    Courage, calmness and cool calculation will go a long way whether in advance or retreat. You team will sense that and be more along side you. If they believe in your system of coming to a conclusion, they will stand by you.

    • http://Chrislocurto.com Chris LoCurto

      Amen.

  • http://twitter.com/mahez007 Uma Maheswaran S (@mahez007)

    “Each day, you have to get up, look at yourself in the mirror and choose to be a great leader.” — Thanks for this inspiration Chris! I needed that reminder today.

    • http://Chrislocurto.com Chris LoCurto

      My pleasure.

  • http://joelfortner.wordpress.com Joel Fortner

    This is a funny story to me because, if true, it’s also a good example of poor leadership. The bugler played too important of a role for the leader to not know if the bugler knew his job fully. I wonder if Napoleon gave credit to the bugler for winning the battle?

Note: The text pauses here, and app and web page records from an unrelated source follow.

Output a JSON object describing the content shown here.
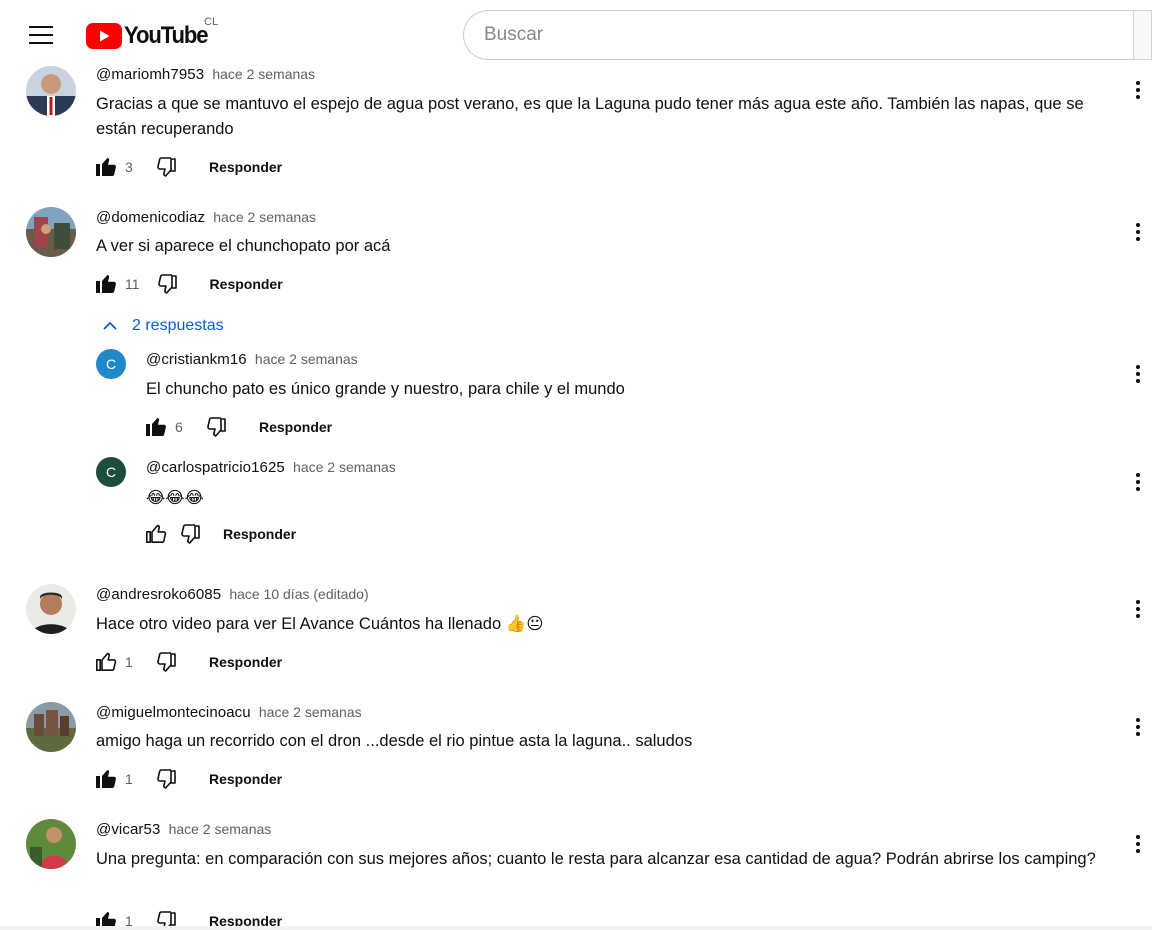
{
  "header": {
    "logo_text": "YouTube",
    "country_code": "CL",
    "search_placeholder": "Buscar"
  },
  "colors": {
    "brand_red": "#FF0000",
    "link_blue": "#065fd4",
    "text_secondary": "#606060"
  },
  "comments": [
    {
      "author": "@mariomh7953",
      "time": "hace 2 semanas",
      "text": "Gracias a que se mantuvo el espejo de agua post verano, es que la Laguna pudo tener más agua este año. También las napas, que se están recuperando",
      "likes": "3",
      "liked": true,
      "reply_label": "Responder"
    },
    {
      "author": "@domenicodiaz",
      "time": "hace 2 semanas",
      "text": "A ver si aparece el chunchopato por acá",
      "likes": "11",
      "liked": true,
      "reply_label": "Responder",
      "replies_toggle": "2 respuestas",
      "replies": [
        {
          "author": "@cristiankm16",
          "initial": "C",
          "avatar_color": "#1e88c9",
          "time": "hace 2 semanas",
          "text": "El chuncho pato es único grande y nuestro, para chile y el mundo",
          "likes": "6",
          "liked": true,
          "reply_label": "Responder"
        },
        {
          "author": "@carlospatricio1625",
          "initial": "C",
          "avatar_color": "#1b4d3e",
          "time": "hace 2 semanas",
          "text": "😂😂😂",
          "likes": "",
          "liked": false,
          "reply_label": "Responder"
        }
      ]
    },
    {
      "author": "@andresroko6085",
      "time": "hace 10 días (editado)",
      "text": "Hace otro video para ver El Avance Cuántos ha llenado 👍😐",
      "likes": "1",
      "liked": false,
      "reply_label": "Responder"
    },
    {
      "author": "@miguelmontecinoacu",
      "time": "hace 2 semanas",
      "text": "amigo haga un recorrido con el dron ...desde el rio pintue asta la laguna.. saludos",
      "likes": "1",
      "liked": true,
      "reply_label": "Responder"
    },
    {
      "author": "@vicar53",
      "time": "hace 2 semanas",
      "text": "Una pregunta: en comparación con sus mejores años; cuanto le resta para alcanzar esa cantidad de agua? Podrán abrirse los camping?",
      "likes": "1",
      "liked": true,
      "reply_label": "Responder"
    }
  ]
}
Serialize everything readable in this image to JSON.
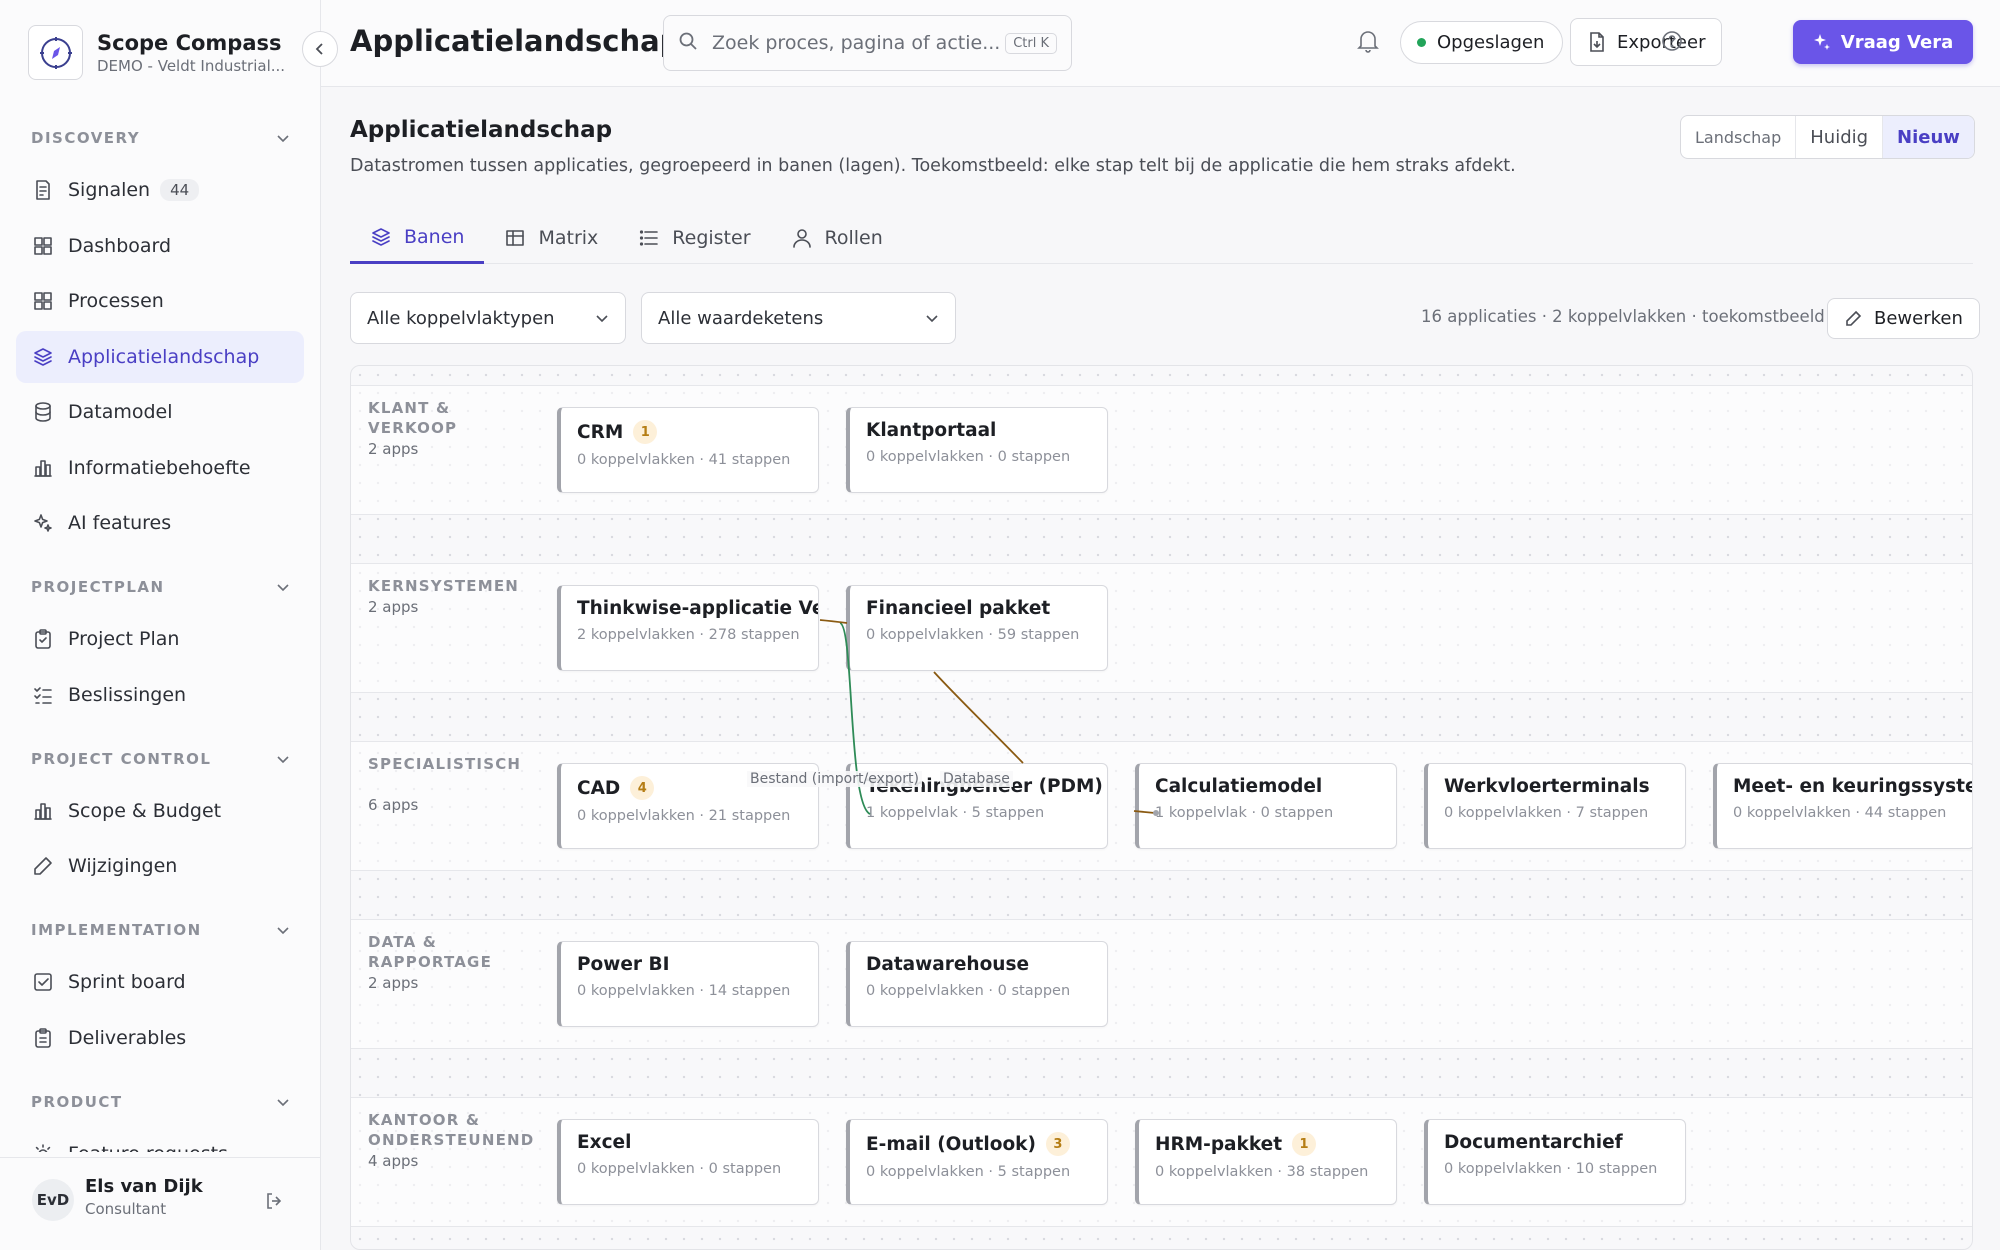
{
  "sidebar": {
    "brand_name": "Scope Compass",
    "brand_sub": "DEMO - Veldt Industrial...",
    "sections": [
      {
        "label": "DISCOVERY",
        "items": [
          {
            "label": "Signalen",
            "badge": "44",
            "icon": "signal-doc-icon"
          },
          {
            "label": "Dashboard",
            "icon": "dashboard-icon"
          },
          {
            "label": "Processen",
            "icon": "processes-icon"
          },
          {
            "label": "Applicatielandschap",
            "icon": "layers-icon",
            "active": true
          },
          {
            "label": "Datamodel",
            "icon": "database-icon"
          },
          {
            "label": "Informatiebehoefte",
            "icon": "bar-chart-icon"
          },
          {
            "label": "AI features",
            "icon": "sparkle-icon"
          }
        ]
      },
      {
        "label": "PROJECTPLAN",
        "items": [
          {
            "label": "Project Plan",
            "icon": "clipboard-icon"
          },
          {
            "label": "Beslissingen",
            "icon": "checklist-icon"
          }
        ]
      },
      {
        "label": "PROJECT CONTROL",
        "items": [
          {
            "label": "Scope & Budget",
            "icon": "bar-chart-icon"
          },
          {
            "label": "Wijzigingen",
            "icon": "pencil-icon"
          }
        ]
      },
      {
        "label": "IMPLEMENTATION",
        "items": [
          {
            "label": "Sprint board",
            "icon": "checkbox-icon"
          },
          {
            "label": "Deliverables",
            "icon": "clipboard-list-icon"
          }
        ]
      },
      {
        "label": "PRODUCT",
        "items": [
          {
            "label": "Feature requests",
            "icon": "bulb-icon"
          }
        ]
      }
    ],
    "user": {
      "initials": "EvD",
      "name": "Els van Dijk",
      "role": "Consultant"
    }
  },
  "topbar": {
    "title": "Applicatielandschap",
    "search_placeholder": "Zoek proces, pagina of actie...",
    "search_shortcut": "Ctrl K",
    "saved_label": "Opgeslagen",
    "export_label": "Exporteer",
    "ask_label": "Vraag Vera"
  },
  "page": {
    "title": "Applicatielandschap",
    "description": "Datastromen tussen applicaties, gegroepeerd in banen (lagen). Toekomstbeeld: elke stap telt bij de applicatie die hem straks afdekt.",
    "view_toggle": {
      "label": "Landschap",
      "options": [
        "Huidig",
        "Nieuw"
      ],
      "selected": "Nieuw"
    },
    "tabs": [
      {
        "label": "Banen",
        "icon": "layers-icon",
        "active": true
      },
      {
        "label": "Matrix",
        "icon": "table-icon"
      },
      {
        "label": "Register",
        "icon": "list-icon"
      },
      {
        "label": "Rollen",
        "icon": "user-icon"
      }
    ],
    "filters": {
      "interface_type": "Alle koppelvlaktypen",
      "value_chain": "Alle waardeketens"
    },
    "summary": "16 applicaties · 2 koppelvlakken · toekomstbeeld",
    "edit_label": "Bewerken"
  },
  "lanes": [
    {
      "label": "KLANT & VERKOOP",
      "count": "2 apps",
      "apps": [
        {
          "name": "CRM",
          "badge": "1",
          "meta": "0 koppelvlakken · 41 stappen"
        },
        {
          "name": "Klantportaal",
          "meta": "0 koppelvlakken · 0 stappen"
        }
      ]
    },
    {
      "label": "KERNSYSTEMEN",
      "count": "2 apps",
      "apps": [
        {
          "name": "Thinkwise-applicatie Ve",
          "meta": "2 koppelvlakken · 278 stappen"
        },
        {
          "name": "Financieel pakket",
          "meta": "0 koppelvlakken · 59 stappen"
        }
      ]
    },
    {
      "label": "SPECIALISTISCH",
      "count": "6 apps",
      "apps": [
        {
          "name": "CAD",
          "badge": "4",
          "meta": "0 koppelvlakken · 21 stappen"
        },
        {
          "name": "Tekeningbeheer (PDM)",
          "meta": "1 koppelvlak · 5 stappen"
        },
        {
          "name": "Calculatiemodel",
          "meta": "1 koppelvlak · 0 stappen"
        },
        {
          "name": "Werkvloerterminals",
          "meta": "0 koppelvlakken · 7 stappen"
        },
        {
          "name": "Meet- en keuringssyste",
          "meta": "0 koppelvlakken · 44 stappen"
        }
      ]
    },
    {
      "label": "DATA & RAPPORTAGE",
      "count": "2 apps",
      "apps": [
        {
          "name": "Power BI",
          "meta": "0 koppelvlakken · 14 stappen"
        },
        {
          "name": "Datawarehouse",
          "meta": "0 koppelvlakken · 0 stappen"
        }
      ]
    },
    {
      "label": "KANTOOR & ONDERSTEUNEND",
      "count": "4 apps",
      "apps": [
        {
          "name": "Excel",
          "meta": "0 koppelvlakken · 0 stappen"
        },
        {
          "name": "E-mail (Outlook)",
          "badge": "3",
          "meta": "0 koppelvlakken · 5 stappen"
        },
        {
          "name": "HRM-pakket",
          "badge": "1",
          "meta": "0 koppelvlakken · 38 stappen"
        },
        {
          "name": "Documentarchief",
          "meta": "0 koppelvlakken · 10 stappen"
        }
      ]
    }
  ],
  "interfaces": [
    {
      "label": "Bestand (import/export)",
      "color": "#2e8b57"
    },
    {
      "label": "Database",
      "color": "#8a5a12"
    }
  ],
  "colors": {
    "accent": "#4a3fc4",
    "primary_button": "#6a55e8",
    "saved_dot": "#22a45a",
    "badge_bg": "#fdf0d9"
  }
}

    • http://Chrislocurto.com Chris LoCurto

      Sure sure…be a dream killer.

      • http://www.joelfortner.com Joel Fortner

        Who shared my personal mission statement with you?

        • http://gravatar.com/lgthaxton Louise Thaxton

          Joel – that’s funny!

  • http://twitter.com/tbric Tom Brichacek (@tbric)

    We had a very large project to get done in a short timeframe. I just told the employees the end date. They worked 14-16 hours a day 7 days a week until we completed the project. I didn’t even have to ask. Now that is a great employee.

    • http://Chrislocurto.com Chris LoCurto

      Those team members believe in both the cause AND the leader!

  • http://twitter.com/SeekOutWisdom Joseph Iliff (@SeekOutWisdom)

    I wonder how my team would answer that question. I try to project a calm reassurance in the presence of doubt that things will work out as they should. Perhaps I could take a more active approach to provide the counterpart to the doubt that our abilities are adequate to meet our challenges. I certainly appreciate when my leaders encourage me to charge through doubt and despair to victory.

    • http://Chrislocurto.com Chris LoCurto

      Great question.